- **Records drawn from a dataset**:
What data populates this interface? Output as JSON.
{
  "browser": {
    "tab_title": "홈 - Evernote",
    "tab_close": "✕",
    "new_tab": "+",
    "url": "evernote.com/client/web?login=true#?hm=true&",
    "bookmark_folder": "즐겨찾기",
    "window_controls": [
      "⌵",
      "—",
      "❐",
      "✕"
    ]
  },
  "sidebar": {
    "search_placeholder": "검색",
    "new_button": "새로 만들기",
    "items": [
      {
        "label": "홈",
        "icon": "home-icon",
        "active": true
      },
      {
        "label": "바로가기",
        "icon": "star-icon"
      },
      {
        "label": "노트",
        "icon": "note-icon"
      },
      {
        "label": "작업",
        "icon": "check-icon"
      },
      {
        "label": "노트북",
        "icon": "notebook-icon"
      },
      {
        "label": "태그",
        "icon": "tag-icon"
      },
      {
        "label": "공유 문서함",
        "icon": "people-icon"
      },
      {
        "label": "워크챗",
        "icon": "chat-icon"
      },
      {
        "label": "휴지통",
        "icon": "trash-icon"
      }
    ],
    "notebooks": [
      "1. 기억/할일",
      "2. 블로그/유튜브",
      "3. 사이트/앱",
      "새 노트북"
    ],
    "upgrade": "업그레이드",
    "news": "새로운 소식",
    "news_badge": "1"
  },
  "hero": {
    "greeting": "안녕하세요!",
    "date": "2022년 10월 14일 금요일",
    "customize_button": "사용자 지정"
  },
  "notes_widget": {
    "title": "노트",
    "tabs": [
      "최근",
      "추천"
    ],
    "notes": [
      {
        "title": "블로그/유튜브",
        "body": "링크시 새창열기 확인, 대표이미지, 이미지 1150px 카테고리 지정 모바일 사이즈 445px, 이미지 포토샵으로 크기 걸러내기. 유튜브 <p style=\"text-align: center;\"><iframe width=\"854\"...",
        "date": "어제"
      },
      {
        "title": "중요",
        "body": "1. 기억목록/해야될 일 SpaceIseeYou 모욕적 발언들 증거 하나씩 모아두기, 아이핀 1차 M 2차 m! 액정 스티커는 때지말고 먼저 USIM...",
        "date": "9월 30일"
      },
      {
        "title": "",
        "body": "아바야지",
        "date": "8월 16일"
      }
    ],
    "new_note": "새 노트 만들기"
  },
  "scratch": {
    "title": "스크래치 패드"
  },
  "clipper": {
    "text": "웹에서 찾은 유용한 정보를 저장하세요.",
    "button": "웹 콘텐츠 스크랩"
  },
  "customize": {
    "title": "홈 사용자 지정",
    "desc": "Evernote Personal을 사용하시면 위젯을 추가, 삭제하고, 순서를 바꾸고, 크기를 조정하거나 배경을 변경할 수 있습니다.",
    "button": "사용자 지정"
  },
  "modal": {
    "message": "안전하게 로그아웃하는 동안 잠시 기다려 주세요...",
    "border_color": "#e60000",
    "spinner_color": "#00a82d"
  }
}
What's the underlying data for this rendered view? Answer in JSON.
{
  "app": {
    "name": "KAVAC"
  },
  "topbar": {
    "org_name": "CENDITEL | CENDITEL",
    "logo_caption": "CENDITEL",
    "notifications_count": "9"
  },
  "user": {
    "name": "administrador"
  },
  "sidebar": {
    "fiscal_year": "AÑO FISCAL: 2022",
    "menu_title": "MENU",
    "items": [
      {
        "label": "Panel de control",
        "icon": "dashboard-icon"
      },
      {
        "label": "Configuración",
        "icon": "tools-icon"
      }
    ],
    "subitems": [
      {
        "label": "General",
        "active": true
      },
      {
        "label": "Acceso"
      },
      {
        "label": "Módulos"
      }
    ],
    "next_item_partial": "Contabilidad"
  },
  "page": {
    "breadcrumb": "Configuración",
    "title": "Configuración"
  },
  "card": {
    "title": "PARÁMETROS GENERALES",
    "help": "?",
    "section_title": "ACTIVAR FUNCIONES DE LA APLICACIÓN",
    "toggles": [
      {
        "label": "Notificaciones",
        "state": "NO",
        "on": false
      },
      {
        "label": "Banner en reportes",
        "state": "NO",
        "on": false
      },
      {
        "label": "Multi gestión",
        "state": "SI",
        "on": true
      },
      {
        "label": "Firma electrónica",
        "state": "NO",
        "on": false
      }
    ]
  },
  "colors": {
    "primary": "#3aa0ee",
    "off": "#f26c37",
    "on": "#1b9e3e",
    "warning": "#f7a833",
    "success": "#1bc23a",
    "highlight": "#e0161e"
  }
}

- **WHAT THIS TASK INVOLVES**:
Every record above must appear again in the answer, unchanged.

- **SOLUTION TO THE PROBLEM**:
What data populates this interface? Output as JSON.
{
  "browser": {
    "tab_title": "홈 - Evernote",
    "tab_close": "✕",
    "new_tab": "+",
    "url": "evernote.com/client/web?login=true#?hm=true&",
    "bookmark_folder": "즐겨찾기",
    "window_controls": [
      "⌵",
      "—",
      "❐",
      "✕"
    ]
  },
  "sidebar": {
    "search_placeholder": "검색",
    "new_button": "새로 만들기",
    "items": [
      {
        "label": "홈",
        "icon": "home-icon",
        "active": true
      },
      {
        "label": "바로가기",
        "icon": "star-icon"
      },
      {
        "label": "노트",
        "icon": "note-icon"
      },
      {
        "label": "작업",
        "icon": "check-icon"
      },
      {
        "label": "노트북",
        "icon": "notebook-icon"
      },
      {
        "label": "태그",
        "icon": "tag-icon"
      },
      {
        "label": "공유 문서함",
        "icon": "people-icon"
      },
      {
        "label": "워크챗",
        "icon": "chat-icon"
      },
      {
        "label": "휴지통",
        "icon": "trash-icon"
      }
    ],
    "notebooks": [
      "1. 기억/할일",
      "2. 블로그/유튜브",
      "3. 사이트/앱",
      "새 노트북"
    ],
    "upgrade": "업그레이드",
    "news": "새로운 소식",
    "news_badge": "1"
  },
  "hero": {
    "greeting": "안녕하세요!",
    "date": "2022년 10월 14일 금요일",
    "customize_button": "사용자 지정"
  },
  "notes_widget": {
    "title": "노트",
    "tabs": [
      "최근",
      "추천"
    ],
    "notes": [
      {
        "title": "블로그/유튜브",
        "body": "링크시 새창열기 확인, 대표이미지, 이미지 1150px 카테고리 지정 모바일 사이즈 445px, 이미지 포토샵으로 크기 걸러내기. 유튜브 <p style=\"text-align: center;\"><iframe width=\"854\"...",
        "date": "어제"
      },
      {
        "title": "중요",
        "body": "1. 기억목록/해야될 일 SpaceIseeYou 모욕적 발언들 증거 하나씩 모아두기, 아이핀 1차 M 2차 m! 액정 스티커는 때지말고 먼저 USIM...",
        "date": "9월 30일"
      },
      {
        "title": "",
        "body": "아바야지",
        "date": "8월 16일"
      }
    ],
    "new_note": "새 노트 만들기"
  },
  "scratch": {
    "title": "스크래치 패드"
  },
  "clipper": {
    "text": "웹에서 찾은 유용한 정보를 저장하세요.",
    "button": "웹 콘텐츠 스크랩"
  },
  "customize": {
    "title": "홈 사용자 지정",
    "desc": "Evernote Personal을 사용하시면 위젯을 추가, 삭제하고, 순서를 바꾸고, 크기를 조정하거나 배경을 변경할 수 있습니다.",
    "button": "사용자 지정"
  },
  "modal": {
    "message": "안전하게 로그아웃하는 동안 잠시 기다려 주세요...",
    "border_color": "#e60000",
    "spinner_color": "#00a82d"
  }
}
What's the underlying data for this rendered view? Answer in JSON.
{
  "app": {
    "name": "KAVAC"
  },
  "topbar": {
    "org_name": "CENDITEL | CENDITEL",
    "logo_caption": "CENDITEL",
    "notifications_count": "9"
  },
  "user": {
    "name": "administrador"
  },
  "sidebar": {
    "fiscal_year": "AÑO FISCAL: 2022",
    "menu_title": "MENU",
    "items": [
      {
        "label": "Panel de control",
        "icon": "dashboard-icon"
      },
      {
        "label": "Configuración",
        "icon": "tools-icon"
      }
    ],
    "subitems": [
      {
        "label": "General",
        "active": true
      },
      {
        "label": "Acceso"
      },
      {
        "label": "Módulos"
      }
    ],
    "next_item_partial": "Contabilidad"
  },
  "page": {
    "breadcrumb": "Configuración",
    "title": "Configuración"
  },
  "card": {
    "title": "PARÁMETROS GENERALES",
    "help": "?",
    "section_title": "ACTIVAR FUNCIONES DE LA APLICACIÓN",
    "toggles": [
      {
        "label": "Notificaciones",
        "state": "NO",
        "on": false
      },
      {
        "label": "Banner en reportes",
        "state": "NO",
        "on": false
      },
      {
        "label": "Multi gestión",
        "state": "SI",
        "on": true
      },
      {
        "label": "Firma electrónica",
        "state": "NO",
        "on": false
      }
    ]
  },
  "colors": {
    "primary": "#3aa0ee",
    "off": "#f26c37",
    "on": "#1b9e3e",
    "warning": "#f7a833",
    "success": "#1bc23a",
    "highlight": "#e0161e"
  }
}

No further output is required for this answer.